Arsenic by degrading the PML/RARA fusion protein (NICE
Arsenic Trioxide (ATO) has been shown to be the most effective, widely used drug so far in APL. This has been widely used as a single agent drug by intravenous infusion, in many Asian countries (Bassi and Rego, 2012; Zeidan and Gore, 2014; Zhou et al., 2007). This is a form of naturally occurring arsenic which has multiple mechanisms of action including inducing apoptosis by degrading the PML/RARA fusion protein (NICE guidelines). Unlike ATRA, ATO target the PML moiety in the fusion oncoprotein. ATO led to the sumoylation of PML at aminoacids K65, K160 and K490. The sumoylation at lysine 160 mediated by ATO result in recruitment of 11S proteasome, resulting ubiquitination. This process results in the degradation of fusion protein (Z. Y. Wang and Chen, 2008; Zeidan and Gore, 2014). The mechanism of action of ATRA and ATO in APL are schematically shown in Fig:*****. In some patients, ATO treatments are associated with serious side effects such as electrolyte abnormalities and QT prolongation, which can be fatal (Sanz et al., 2009).
· Combination therapy
Clinical trials combining anthracycline-containing chemotherapy (idarubicin) with ATRA showed complete remission (CR) in 90-95% of patients with a disease-free survival up to 5 years in 50-75% of cases (Zhou et al., 2007; NICE, 2017). There was little difference observed in the combination of ATRA with daunorubicin against ATRA with cytarabine and daunorubicin (A.K Burnett et al., 2007). Recent studies show treatment with ATRA with traditional chemotherapy including anthracyclines alone excluding cytarabine results in effective treatment of APL (A. K. Burnett et al., 2015). Another study shows cytosine-arabinoside (Ara-C) in combination with ATRA and anthracycline improves the prognosis in high risk APL (Lengfelder et al., 2013). Several multicentre studies including clinical trials conducted by MRC (UK), PETHEMA (Spain), US intergroup (USA), MD Anderson Cancer centre (MDACC) and JALSG (Japan) summarised the findings as:
o ATRA along with chemotherapy is superior to ATRA alone in antileukaemic effect and better control of ATRA syndrome
o Exclusion of cytarabine from APL therapy is of low significance
o ATRA has a significant role in maintenance therapy
o Novel agents such as ATO, callicheamicin anti-CD33, anti-CD44 are promising in light of non cross-resistance with retinoids.
o Significance of high WBC as a prognostic factor in APL (Mandelli et al., 2002)

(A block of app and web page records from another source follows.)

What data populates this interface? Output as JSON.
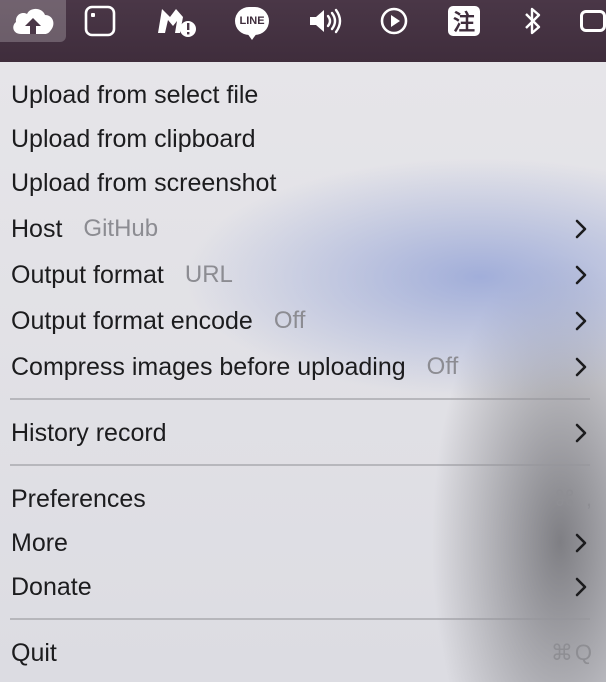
{
  "menubar": {
    "icons": [
      "cloud-upload-icon",
      "square-camera-icon",
      "malwarebytes-icon",
      "line-app-icon",
      "volume-icon",
      "play-circle-icon",
      "zhu-app-icon",
      "bluetooth-icon",
      "battery-icon"
    ],
    "line_label": "LINE",
    "zhu_label": "注"
  },
  "menu": {
    "upload_file": "Upload from select file",
    "upload_clipboard": "Upload from clipboard",
    "upload_screenshot": "Upload from screenshot",
    "host": {
      "label": "Host",
      "value": "GitHub"
    },
    "output_format": {
      "label": "Output format",
      "value": "URL"
    },
    "output_encode": {
      "label": "Output format encode",
      "value": "Off"
    },
    "compress": {
      "label": "Compress images before uploading",
      "value": "Off"
    },
    "history": "History record",
    "preferences": {
      "label": "Preferences",
      "shortcut": "⌘ ,"
    },
    "more": "More",
    "donate": "Donate",
    "quit": {
      "label": "Quit",
      "shortcut": "⌘Q"
    }
  }
}
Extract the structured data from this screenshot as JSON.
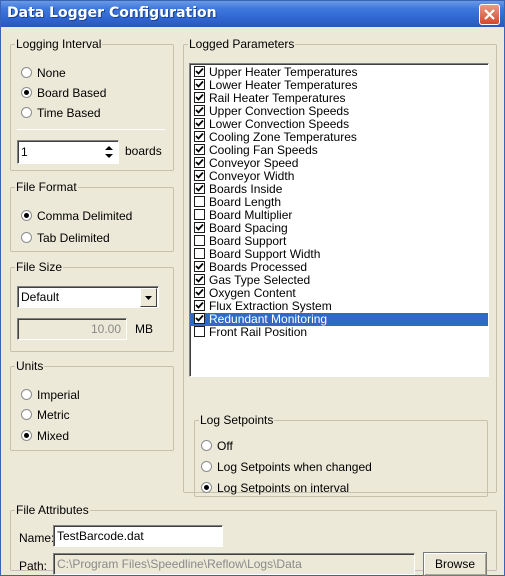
{
  "window": {
    "title": "Data Logger Configuration"
  },
  "logging_interval": {
    "legend": "Logging Interval",
    "options": [
      {
        "label": "None",
        "selected": false
      },
      {
        "label": "Board Based",
        "selected": true
      },
      {
        "label": "Time Based",
        "selected": false
      }
    ],
    "value": "1",
    "unit_label": "boards"
  },
  "file_format": {
    "legend": "File Format",
    "options": [
      {
        "label": "Comma Delimited",
        "selected": true
      },
      {
        "label": "Tab Delimited",
        "selected": false
      }
    ]
  },
  "file_size": {
    "legend": "File Size",
    "selected": "Default",
    "size_value": "10.00",
    "unit_label": "MB"
  },
  "units": {
    "legend": "Units",
    "options": [
      {
        "label": "Imperial",
        "selected": false
      },
      {
        "label": "Metric",
        "selected": false
      },
      {
        "label": "Mixed",
        "selected": true
      }
    ]
  },
  "logged_parameters": {
    "legend": "Logged Parameters",
    "items": [
      {
        "label": "Upper Heater Temperatures",
        "checked": true,
        "highlighted": false
      },
      {
        "label": "Lower Heater Temperatures",
        "checked": true,
        "highlighted": false
      },
      {
        "label": "Rail Heater Temperatures",
        "checked": true,
        "highlighted": false
      },
      {
        "label": "Upper Convection Speeds",
        "checked": true,
        "highlighted": false
      },
      {
        "label": "Lower Convection Speeds",
        "checked": true,
        "highlighted": false
      },
      {
        "label": "Cooling Zone Temperatures",
        "checked": true,
        "highlighted": false
      },
      {
        "label": "Cooling Fan Speeds",
        "checked": true,
        "highlighted": false
      },
      {
        "label": "Conveyor Speed",
        "checked": true,
        "highlighted": false
      },
      {
        "label": "Conveyor Width",
        "checked": true,
        "highlighted": false
      },
      {
        "label": "Boards Inside",
        "checked": true,
        "highlighted": false
      },
      {
        "label": "Board Length",
        "checked": false,
        "highlighted": false
      },
      {
        "label": "Board Multiplier",
        "checked": false,
        "highlighted": false
      },
      {
        "label": "Board Spacing",
        "checked": true,
        "highlighted": false
      },
      {
        "label": "Board Support",
        "checked": false,
        "highlighted": false
      },
      {
        "label": "Board Support Width",
        "checked": false,
        "highlighted": false
      },
      {
        "label": "Boards Processed",
        "checked": true,
        "highlighted": false
      },
      {
        "label": "Gas Type Selected",
        "checked": true,
        "highlighted": false
      },
      {
        "label": "Oxygen Content",
        "checked": true,
        "highlighted": false
      },
      {
        "label": "Flux Extraction System",
        "checked": true,
        "highlighted": false
      },
      {
        "label": "Redundant Monitoring",
        "checked": true,
        "highlighted": true
      },
      {
        "label": "Front Rail Position",
        "checked": false,
        "highlighted": false
      }
    ]
  },
  "log_setpoints": {
    "legend": "Log Setpoints",
    "options": [
      {
        "label": "Off",
        "selected": false
      },
      {
        "label": "Log Setpoints when changed",
        "selected": false
      },
      {
        "label": "Log Setpoints on interval",
        "selected": true
      }
    ]
  },
  "file_attributes": {
    "legend": "File Attributes",
    "name_label": "Name:",
    "name_value": "TestBarcode.dat",
    "path_label": "Path:",
    "path_value": "C:\\Program Files\\Speedline\\Reflow\\Logs\\Data",
    "browse_label": "Browse"
  },
  "colors": {
    "title_bar": "#2f64cf",
    "dialog_bg": "#ece9d8",
    "selection": "#316ac5",
    "close_button": "#d5472b"
  }
}
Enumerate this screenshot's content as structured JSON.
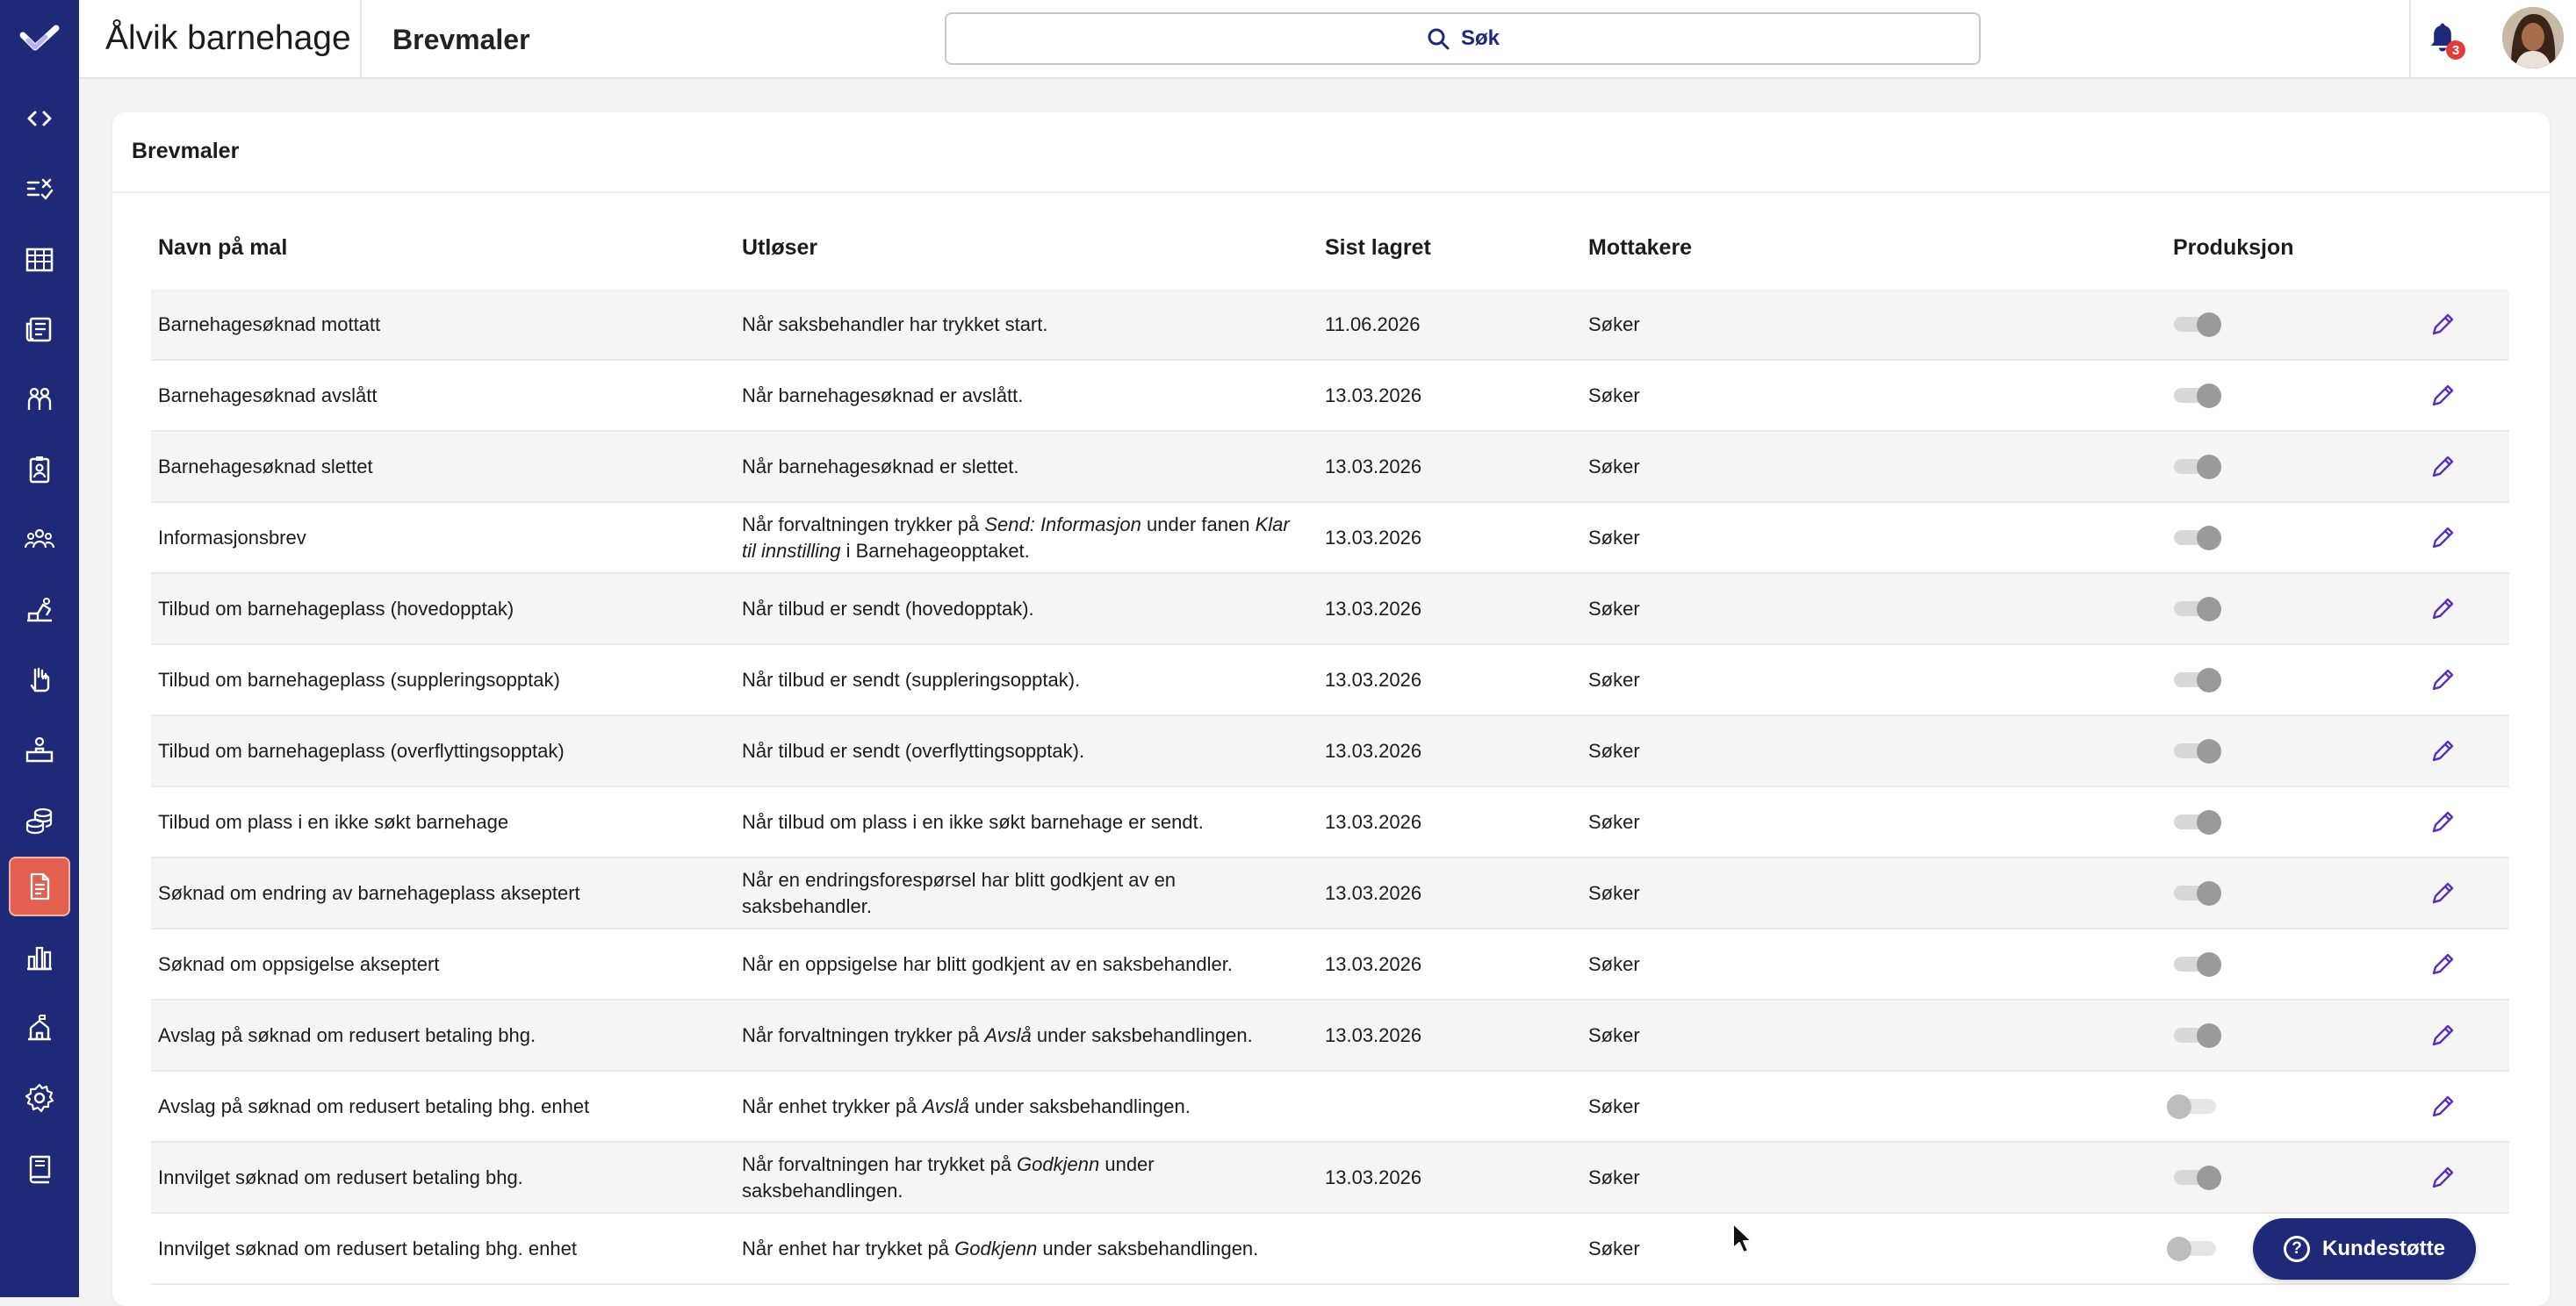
{
  "topbar": {
    "org_name": "Ålvik barnehage",
    "page_title": "Brevmaler",
    "search_label": "Søk",
    "notification_count": "3"
  },
  "sidebar": {
    "items": [
      {
        "icon": "code-brackets-icon"
      },
      {
        "icon": "checklist-icon"
      },
      {
        "icon": "calendar-grid-icon"
      },
      {
        "icon": "newspaper-icon"
      },
      {
        "icon": "children-group-icon"
      },
      {
        "icon": "id-badge-icon"
      },
      {
        "icon": "people-group-icon"
      },
      {
        "icon": "blocks-icon"
      },
      {
        "icon": "raised-hand-icon"
      },
      {
        "icon": "desk-icon"
      },
      {
        "icon": "coins-icon"
      },
      {
        "icon": "document-icon",
        "active": true
      },
      {
        "icon": "bar-chart-icon"
      },
      {
        "icon": "school-building-icon"
      },
      {
        "icon": "gear-icon"
      },
      {
        "icon": "book-icon"
      }
    ]
  },
  "card": {
    "title": "Brevmaler",
    "columns": {
      "name": "Navn på mal",
      "trigger": "Utløser",
      "saved": "Sist lagret",
      "recipients": "Mottakere",
      "production": "Produksjon"
    }
  },
  "rows": [
    {
      "name": "Barnehagesøknad mottatt",
      "trigger": "Når saksbehandler har trykket start.",
      "saved": "11.06.2026",
      "recipients": "Søker",
      "production": true
    },
    {
      "name": "Barnehagesøknad avslått",
      "trigger": "Når barnehagesøknad er avslått.",
      "saved": "13.03.2026",
      "recipients": "Søker",
      "production": true
    },
    {
      "name": "Barnehagesøknad slettet",
      "trigger": "Når barnehagesøknad er slettet.",
      "saved": "13.03.2026",
      "recipients": "Søker",
      "production": true
    },
    {
      "name": "Informasjonsbrev",
      "trigger": "Når forvaltningen trykker på Send: Informasjon under fanen Klar til innstilling i Barnehageopptaket.",
      "saved": "13.03.2026",
      "recipients": "Søker",
      "production": true
    },
    {
      "name": "Tilbud om barnehageplass (hovedopptak)",
      "trigger": "Når tilbud er sendt (hovedopptak).",
      "saved": "13.03.2026",
      "recipients": "Søker",
      "production": true
    },
    {
      "name": "Tilbud om barnehageplass (suppleringsopptak)",
      "trigger": "Når tilbud er sendt (suppleringsopptak).",
      "saved": "13.03.2026",
      "recipients": "Søker",
      "production": true
    },
    {
      "name": "Tilbud om barnehageplass (overflyttingsopptak)",
      "trigger": "Når tilbud er sendt (overflyttingsopptak).",
      "saved": "13.03.2026",
      "recipients": "Søker",
      "production": true
    },
    {
      "name": "Tilbud om plass i en ikke søkt barnehage",
      "trigger": "Når tilbud om plass i en ikke søkt barnehage er sendt.",
      "saved": "13.03.2026",
      "recipients": "Søker",
      "production": true
    },
    {
      "name": "Søknad om endring av barnehageplass akseptert",
      "trigger": "Når en endringsforespørsel har blitt godkjent av en saksbehandler.",
      "saved": "13.03.2026",
      "recipients": "Søker",
      "production": true
    },
    {
      "name": "Søknad om oppsigelse akseptert",
      "trigger": "Når en oppsigelse har blitt godkjent av en saksbehandler.",
      "saved": "13.03.2026",
      "recipients": "Søker",
      "production": true
    },
    {
      "name": "Avslag på søknad om redusert betaling bhg.",
      "trigger": "Når forvaltningen trykker på Avslå under saksbehandlingen.",
      "saved": "13.03.2026",
      "recipients": "Søker",
      "production": true
    },
    {
      "name": "Avslag på søknad om redusert betaling bhg. enhet",
      "trigger": "Når enhet trykker på Avslå under saksbehandlingen.",
      "saved": "",
      "recipients": "Søker",
      "production": false
    },
    {
      "name": "Innvilget søknad om redusert betaling bhg.",
      "trigger": "Når forvaltningen har trykket på Godkjenn under saksbehandlingen.",
      "saved": "13.03.2026",
      "recipients": "Søker",
      "production": true
    },
    {
      "name": "Innvilget søknad om redusert betaling bhg. enhet",
      "trigger": "Når enhet har trykket på Godkjenn under saksbehandlingen.",
      "saved": "",
      "recipients": "Søker",
      "production": false
    }
  ],
  "support_button": {
    "label": "Kundestøtte",
    "icon": "question-icon"
  },
  "colors": {
    "brand_navy": "#1e2a78",
    "active_nav": "#e35f4f",
    "edit_icon": "#5b2fb8",
    "badge": "#e23b3b"
  }
}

Allogeneic and autologous stem cell transplant is the last option in APL patients who fail to achieve second molecular remission (MR) after ATO and ATRA treatment. The overall survival (OS) rate of 75% of patients who had PCR negative autologous HSCT, while it reduced to 52% in allogeneic HSCT (de Botton et al., 2005). The reduced OS in allogeneic HSCT may be due to the higher treatment related mortality (Baljevic et al., 2011(Baljevic et al., 2011).
Measures to minimise haemorrhage:
· Initiate ATRA at 45mg/m2 per day in divided doses immediately at suspicion of APL
· Maintain a platelet count of ?50 x 109/L by platelet transfusion
· Maintain a fibrinogen level >150mg/dL by cryoprecipitate transfusion or fibrinogen concentrate
· If PT or APTT is elevated, consider FFP transfusion (Abedin and Altman, 2016) (NCCN guidelines)
Disease staging and Treatment strategies
The European Leukaemianet guidelines classified APL patients into three groups based on the WBC count before induction therapy as low risk of relapse (WBC=<10 x 109/L, Platelet = >40 x 109/L), intermediate risk of relapse (WBC=<10 x 109/L, Platelet = 40 x 109/L) and high risk of relapse (WBC=>10 x 109/L, Platelet = <40 x 109/L) (Sanz et al., 2009). The treatment is divided into induction therapy, consolidation therapy and maintenance therapy. Methotrexate, dexamethasone and prednisolone will be given to patient during consolidated therapy to avoid central nervous system relapse (Liu et al., 2015). The treatment plan of newly diagnosed APL patient is given on Fig******